TASK DATA:
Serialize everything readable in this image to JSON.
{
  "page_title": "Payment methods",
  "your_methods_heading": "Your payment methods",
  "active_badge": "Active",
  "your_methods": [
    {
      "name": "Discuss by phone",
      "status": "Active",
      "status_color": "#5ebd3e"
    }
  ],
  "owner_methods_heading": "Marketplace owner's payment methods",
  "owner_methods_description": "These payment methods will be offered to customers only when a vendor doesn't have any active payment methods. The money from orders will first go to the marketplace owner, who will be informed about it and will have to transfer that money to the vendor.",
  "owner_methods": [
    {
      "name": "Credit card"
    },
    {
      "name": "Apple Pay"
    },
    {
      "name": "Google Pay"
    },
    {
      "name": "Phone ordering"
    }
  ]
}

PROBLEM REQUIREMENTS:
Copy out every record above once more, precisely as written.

ANSWER SPACE:
Serialize everything readable in this image to JSON.
{
  "page_title": "Payment methods",
  "your_methods_heading": "Your payment methods",
  "active_badge": "Active",
  "your_methods": [
    {
      "name": "Discuss by phone",
      "status": "Active",
      "status_color": "#5ebd3e"
    }
  ],
  "owner_methods_heading": "Marketplace owner's payment methods",
  "owner_methods_description": "These payment methods will be offered to customers only when a vendor doesn't have any active payment methods. The money from orders will first go to the marketplace owner, who will be informed about it and will have to transfer that money to the vendor.",
  "owner_methods": [
    {
      "name": "Credit card"
    },
    {
      "name": "Apple Pay"
    },
    {
      "name": "Google Pay"
    },
    {
      "name": "Phone ordering"
    }
  ]
}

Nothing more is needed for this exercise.